● **PROVIDED MATERIAL**:
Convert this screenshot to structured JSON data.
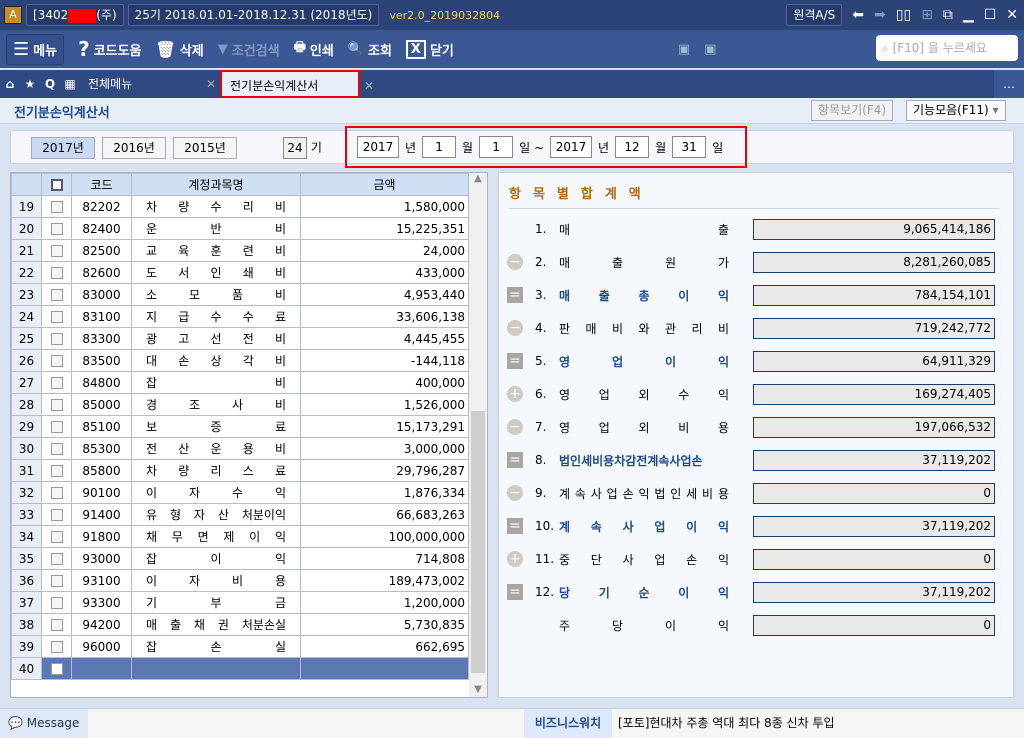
{
  "titlebar": {
    "company": "[3402",
    "company_suffix": "(주)",
    "period": "25기  2018.01.01-2018.12.31",
    "year_label": "(2018년도)",
    "version": "ver2.0_2019032804",
    "remote_as": "원격A/S"
  },
  "toolbar": {
    "menu": "메뉴",
    "code_help": "코드도움",
    "delete": "삭제",
    "filter": "조건검색",
    "print": "인쇄",
    "search": "조회",
    "close": "닫기",
    "search_placeholder": "[F10] 을 누르세요"
  },
  "tabs": [
    {
      "label": "전체메뉴"
    },
    {
      "label": "전기분손익계산서"
    }
  ],
  "page": {
    "title": "전기분손익계산서",
    "item_view": "항목보기(F4)",
    "functions": "기능모음(F11)"
  },
  "filter": {
    "years": [
      "2017년",
      "2016년",
      "2015년"
    ],
    "period_no": "24",
    "period_unit": "기",
    "from_year": "2017",
    "from_month": "1",
    "from_day": "1",
    "to_year": "2017",
    "to_month": "12",
    "to_day": "31",
    "year_unit": "년",
    "month_unit": "월",
    "day_unit": "일",
    "tilde": "일 ~"
  },
  "grid": {
    "headers": [
      "코드",
      "계정과목명",
      "금액"
    ],
    "rows": [
      {
        "no": "19",
        "code": "82202",
        "name": "차 량 수 리 비",
        "amount": "1,580,000"
      },
      {
        "no": "20",
        "code": "82400",
        "name": "운 반 비",
        "amount": "15,225,351"
      },
      {
        "no": "21",
        "code": "82500",
        "name": "교 육 훈 련 비",
        "amount": "24,000"
      },
      {
        "no": "22",
        "code": "82600",
        "name": "도 서 인 쇄 비",
        "amount": "433,000"
      },
      {
        "no": "23",
        "code": "83000",
        "name": "소 모 품 비",
        "amount": "4,953,440"
      },
      {
        "no": "24",
        "code": "83100",
        "name": "지 급 수 수 료",
        "amount": "33,606,138"
      },
      {
        "no": "25",
        "code": "83300",
        "name": "광 고 선 전 비",
        "amount": "4,445,455"
      },
      {
        "no": "26",
        "code": "83500",
        "name": "대 손 상 각 비",
        "amount": "-144,118"
      },
      {
        "no": "27",
        "code": "84800",
        "name": "잡 비",
        "amount": "400,000"
      },
      {
        "no": "28",
        "code": "85000",
        "name": "경 조 사 비",
        "amount": "1,526,000"
      },
      {
        "no": "29",
        "code": "85100",
        "name": "보 증 료",
        "amount": "15,173,291"
      },
      {
        "no": "30",
        "code": "85300",
        "name": "전 산 운 용 비",
        "amount": "3,000,000"
      },
      {
        "no": "31",
        "code": "85800",
        "name": "차 량 리 스 료",
        "amount": "29,796,287"
      },
      {
        "no": "32",
        "code": "90100",
        "name": "이 자 수 익",
        "amount": "1,876,334"
      },
      {
        "no": "33",
        "code": "91400",
        "name": "유 형 자 산 처분이익",
        "amount": "66,683,263"
      },
      {
        "no": "34",
        "code": "91800",
        "name": "채 무 면 제 이 익",
        "amount": "100,000,000"
      },
      {
        "no": "35",
        "code": "93000",
        "name": "잡 이 익",
        "amount": "714,808"
      },
      {
        "no": "36",
        "code": "93100",
        "name": "이 자 비 용",
        "amount": "189,473,002"
      },
      {
        "no": "37",
        "code": "93300",
        "name": "기 부 금",
        "amount": "1,200,000"
      },
      {
        "no": "38",
        "code": "94200",
        "name": "매 출 채 권 처분손실",
        "amount": "5,730,835"
      },
      {
        "no": "39",
        "code": "96000",
        "name": "잡 손 실",
        "amount": "662,695"
      },
      {
        "no": "40",
        "code": "",
        "name": "",
        "amount": ""
      }
    ]
  },
  "summary": {
    "title": "항목별합계액",
    "items": [
      {
        "num": "1.",
        "label": "매 출",
        "value": "9,065,414,186",
        "icon": "none",
        "bold": false
      },
      {
        "num": "2.",
        "label": "매 출 원 가",
        "value": "8,281,260,085",
        "icon": "minus",
        "bold": false
      },
      {
        "num": "3.",
        "label": "매 출 총 이 익",
        "value": "784,154,101",
        "icon": "eq",
        "bold": true
      },
      {
        "num": "4.",
        "label": "판 매 비 와 관 리 비",
        "value": "719,242,772",
        "icon": "minus",
        "bold": false
      },
      {
        "num": "5.",
        "label": "영 업 이 익",
        "value": "64,911,329",
        "icon": "eq",
        "bold": true
      },
      {
        "num": "6.",
        "label": "영 업 외 수 익",
        "value": "169,274,405",
        "icon": "plus",
        "bold": false
      },
      {
        "num": "7.",
        "label": "영 업 외 비 용",
        "value": "197,066,532",
        "icon": "minus",
        "bold": false
      },
      {
        "num": "8.",
        "label": "법인세비용차감전계속사업손",
        "value": "37,119,202",
        "icon": "eq",
        "bold": true
      },
      {
        "num": "9.",
        "label": "계 속 사 업 손 익 법 인 세 비 용",
        "value": "0",
        "icon": "minus",
        "bold": false
      },
      {
        "num": "10.",
        "label": "계 속 사 업 이 익",
        "value": "37,119,202",
        "icon": "eq",
        "bold": true
      },
      {
        "num": "11.",
        "label": "중 단 사 업 손 익",
        "value": "0",
        "icon": "plus",
        "bold": false
      },
      {
        "num": "12.",
        "label": "당 기 순 이 익",
        "value": "37,119,202",
        "icon": "eq",
        "bold": true
      },
      {
        "num": "",
        "label": "주 당 이 익",
        "value": "0",
        "icon": "none",
        "bold": false
      }
    ]
  },
  "status": {
    "message": "Message",
    "business_watch": "비즈니스워치",
    "news": "[포토]현대차 주총 역대 최다 8종 신차 투입"
  }
}
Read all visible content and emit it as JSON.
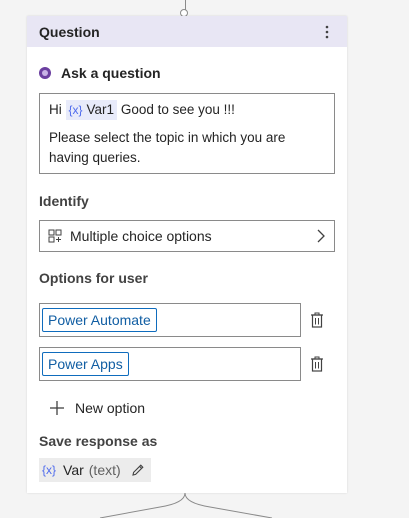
{
  "node": {
    "title": "Question",
    "ask_label": "Ask a question",
    "message": {
      "prefix": "Hi",
      "variable_icon": "{x}",
      "variable_name": "Var1",
      "suffix": "Good to see you !!!",
      "line2": "Please select the topic in which you are having queries."
    },
    "identify": {
      "label": "Identify",
      "value": "Multiple choice options"
    },
    "options": {
      "label": "Options for user",
      "items": [
        {
          "label": "Power Automate"
        },
        {
          "label": "Power Apps"
        }
      ],
      "new_option_label": "New option"
    },
    "save_response": {
      "label": "Save response as",
      "variable_icon": "{x}",
      "variable_name": "Var",
      "variable_type": "(text)"
    }
  },
  "colors": {
    "header_bg": "#e8e6f4",
    "accent_purple": "#6b3fa0",
    "chip_border": "#0f6cbd",
    "variable_blue": "#4f6bed"
  },
  "icons": [
    "more-vertical-icon",
    "question-icon",
    "variable-icon",
    "grid-icon",
    "chevron-right-icon",
    "trash-icon",
    "plus-icon",
    "edit-pencil-icon"
  ]
}
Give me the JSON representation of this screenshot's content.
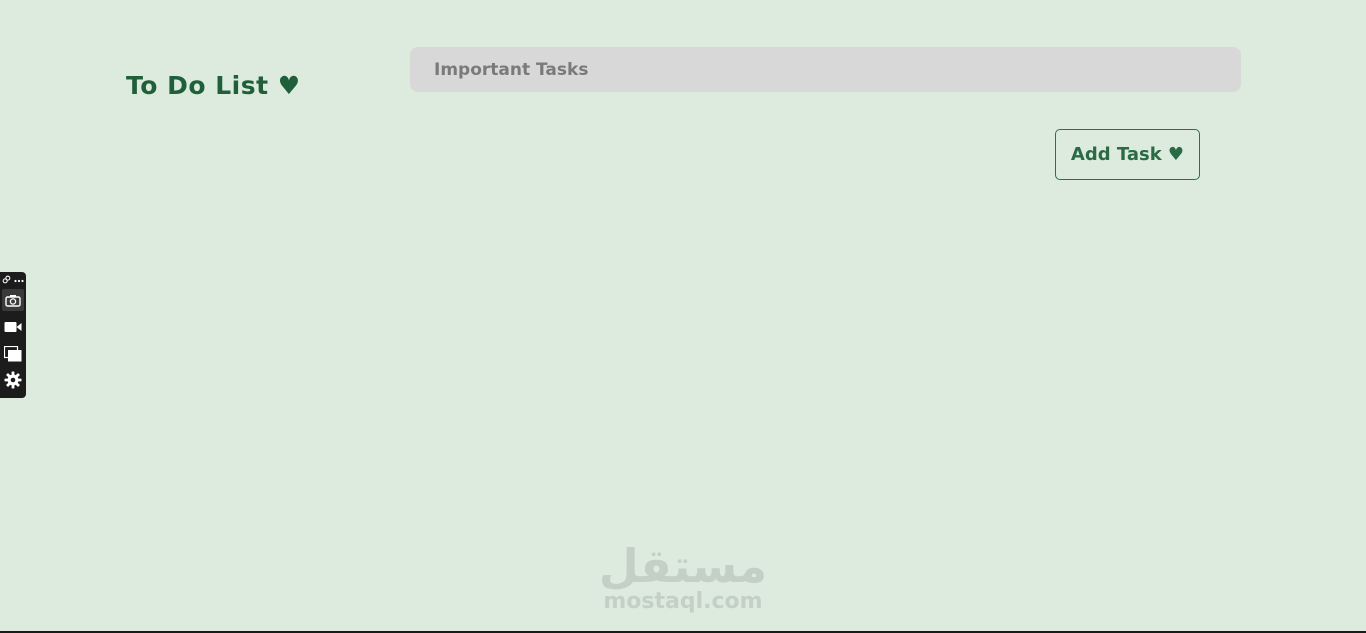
{
  "app": {
    "title": "To Do List ♥"
  },
  "task_form": {
    "input_placeholder": "Important Tasks",
    "input_value": "",
    "add_label": "Add Task ♥"
  },
  "capture_toolbar": {
    "icons": [
      "link-icon",
      "more-icon",
      "camera-icon",
      "video-icon",
      "windows-icon",
      "settings-icon"
    ]
  },
  "watermark": {
    "arabic": "مستقل",
    "latin": "mostaql.com"
  },
  "colors": {
    "background": "#dcebde",
    "accent": "#1f5f3a",
    "input_bg": "#d8d8d8"
  }
}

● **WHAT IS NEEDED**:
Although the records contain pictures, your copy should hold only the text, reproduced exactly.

● **ANSWER TO THIS EXERCISE**:
Convert this screenshot to structured JSON data.
{
  "titlebar": {
    "company": "[3402",
    "company_suffix": "(주)",
    "period": "25기  2018.01.01-2018.12.31",
    "year_label": "(2018년도)",
    "version": "ver2.0_2019032804",
    "remote_as": "원격A/S"
  },
  "toolbar": {
    "menu": "메뉴",
    "code_help": "코드도움",
    "delete": "삭제",
    "filter": "조건검색",
    "print": "인쇄",
    "search": "조회",
    "close": "닫기",
    "search_placeholder": "[F10] 을 누르세요"
  },
  "tabs": [
    {
      "label": "전체메뉴"
    },
    {
      "label": "전기분손익계산서"
    }
  ],
  "page": {
    "title": "전기분손익계산서",
    "item_view": "항목보기(F4)",
    "functions": "기능모음(F11)"
  },
  "filter": {
    "years": [
      "2017년",
      "2016년",
      "2015년"
    ],
    "period_no": "24",
    "period_unit": "기",
    "from_year": "2017",
    "from_month": "1",
    "from_day": "1",
    "to_year": "2017",
    "to_month": "12",
    "to_day": "31",
    "year_unit": "년",
    "month_unit": "월",
    "day_unit": "일",
    "tilde": "일 ~"
  },
  "grid": {
    "headers": [
      "코드",
      "계정과목명",
      "금액"
    ],
    "rows": [
      {
        "no": "19",
        "code": "82202",
        "name": "차 량 수 리 비",
        "amount": "1,580,000"
      },
      {
        "no": "20",
        "code": "82400",
        "name": "운 반 비",
        "amount": "15,225,351"
      },
      {
        "no": "21",
        "code": "82500",
        "name": "교 육 훈 련 비",
        "amount": "24,000"
      },
      {
        "no": "22",
        "code": "82600",
        "name": "도 서 인 쇄 비",
        "amount": "433,000"
      },
      {
        "no": "23",
        "code": "83000",
        "name": "소 모 품 비",
        "amount": "4,953,440"
      },
      {
        "no": "24",
        "code": "83100",
        "name": "지 급 수 수 료",
        "amount": "33,606,138"
      },
      {
        "no": "25",
        "code": "83300",
        "name": "광 고 선 전 비",
        "amount": "4,445,455"
      },
      {
        "no": "26",
        "code": "83500",
        "name": "대 손 상 각 비",
        "amount": "-144,118"
      },
      {
        "no": "27",
        "code": "84800",
        "name": "잡 비",
        "amount": "400,000"
      },
      {
        "no": "28",
        "code": "85000",
        "name": "경 조 사 비",
        "amount": "1,526,000"
      },
      {
        "no": "29",
        "code": "85100",
        "name": "보 증 료",
        "amount": "15,173,291"
      },
      {
        "no": "30",
        "code": "85300",
        "name": "전 산 운 용 비",
        "amount": "3,000,000"
      },
      {
        "no": "31",
        "code": "85800",
        "name": "차 량 리 스 료",
        "amount": "29,796,287"
      },
      {
        "no": "32",
        "code": "90100",
        "name": "이 자 수 익",
        "amount": "1,876,334"
      },
      {
        "no": "33",
        "code": "91400",
        "name": "유 형 자 산 처분이익",
        "amount": "66,683,263"
      },
      {
        "no": "34",
        "code": "91800",
        "name": "채 무 면 제 이 익",
        "amount": "100,000,000"
      },
      {
        "no": "35",
        "code": "93000",
        "name": "잡 이 익",
        "amount": "714,808"
      },
      {
        "no": "36",
        "code": "93100",
        "name": "이 자 비 용",
        "amount": "189,473,002"
      },
      {
        "no": "37",
        "code": "93300",
        "name": "기 부 금",
        "amount": "1,200,000"
      },
      {
        "no": "38",
        "code": "94200",
        "name": "매 출 채 권 처분손실",
        "amount": "5,730,835"
      },
      {
        "no": "39",
        "code": "96000",
        "name": "잡 손 실",
        "amount": "662,695"
      },
      {
        "no": "40",
        "code": "",
        "name": "",
        "amount": ""
      }
    ]
  },
  "summary": {
    "title": "항목별합계액",
    "items": [
      {
        "num": "1.",
        "label": "매 출",
        "value": "9,065,414,186",
        "icon": "none",
        "bold": false
      },
      {
        "num": "2.",
        "label": "매 출 원 가",
        "value": "8,281,260,085",
        "icon": "minus",
        "bold": false
      },
      {
        "num": "3.",
        "label": "매 출 총 이 익",
        "value": "784,154,101",
        "icon": "eq",
        "bold": true
      },
      {
        "num": "4.",
        "label": "판 매 비 와 관 리 비",
        "value": "719,242,772",
        "icon": "minus",
        "bold": false
      },
      {
        "num": "5.",
        "label": "영 업 이 익",
        "value": "64,911,329",
        "icon": "eq",
        "bold": true
      },
      {
        "num": "6.",
        "label": "영 업 외 수 익",
        "value": "169,274,405",
        "icon": "plus",
        "bold": false
      },
      {
        "num": "7.",
        "label": "영 업 외 비 용",
        "value": "197,066,532",
        "icon": "minus",
        "bold": false
      },
      {
        "num": "8.",
        "label": "법인세비용차감전계속사업손",
        "value": "37,119,202",
        "icon": "eq",
        "bold": true
      },
      {
        "num": "9.",
        "label": "계 속 사 업 손 익 법 인 세 비 용",
        "value": "0",
        "icon": "minus",
        "bold": false
      },
      {
        "num": "10.",
        "label": "계 속 사 업 이 익",
        "value": "37,119,202",
        "icon": "eq",
        "bold": true
      },
      {
        "num": "11.",
        "label": "중 단 사 업 손 익",
        "value": "0",
        "icon": "plus",
        "bold": false
      },
      {
        "num": "12.",
        "label": "당 기 순 이 익",
        "value": "37,119,202",
        "icon": "eq",
        "bold": true
      },
      {
        "num": "",
        "label": "주 당 이 익",
        "value": "0",
        "icon": "none",
        "bold": false
      }
    ]
  },
  "status": {
    "message": "Message",
    "business_watch": "비즈니스워치",
    "news": "[포토]현대차 주총 역대 최다 8종 신차 투입"
  }
}
Read all visible content and emit it as JSON.
{
  "node": {
    "title": "Question",
    "ask_label": "Ask a question",
    "message": {
      "prefix": "Hi",
      "variable_icon": "{x}",
      "variable_name": "Var1",
      "suffix": "Good to see you !!!",
      "line2": "Please select the topic in which you are having queries."
    },
    "identify": {
      "label": "Identify",
      "value": "Multiple choice options"
    },
    "options": {
      "label": "Options for user",
      "items": [
        {
          "label": "Power Automate"
        },
        {
          "label": "Power Apps"
        }
      ],
      "new_option_label": "New option"
    },
    "save_response": {
      "label": "Save response as",
      "variable_icon": "{x}",
      "variable_name": "Var",
      "variable_type": "(text)"
    }
  },
  "colors": {
    "header_bg": "#e8e6f4",
    "accent_purple": "#6b3fa0",
    "chip_border": "#0f6cbd",
    "variable_blue": "#4f6bed"
  },
  "icons": [
    "more-vertical-icon",
    "question-icon",
    "variable-icon",
    "grid-icon",
    "chevron-right-icon",
    "trash-icon",
    "plus-icon",
    "edit-pencil-icon"
  ]
}
Give me the JSON representation of this screenshot's content.
{
  "app": {
    "title": "To Do List ♥"
  },
  "task_form": {
    "input_placeholder": "Important Tasks",
    "input_value": "",
    "add_label": "Add Task ♥"
  },
  "capture_toolbar": {
    "icons": [
      "link-icon",
      "more-icon",
      "camera-icon",
      "video-icon",
      "windows-icon",
      "settings-icon"
    ]
  },
  "watermark": {
    "arabic": "مستقل",
    "latin": "mostaql.com"
  },
  "colors": {
    "background": "#dcebde",
    "accent": "#1f5f3a",
    "input_bg": "#d8d8d8"
  }
}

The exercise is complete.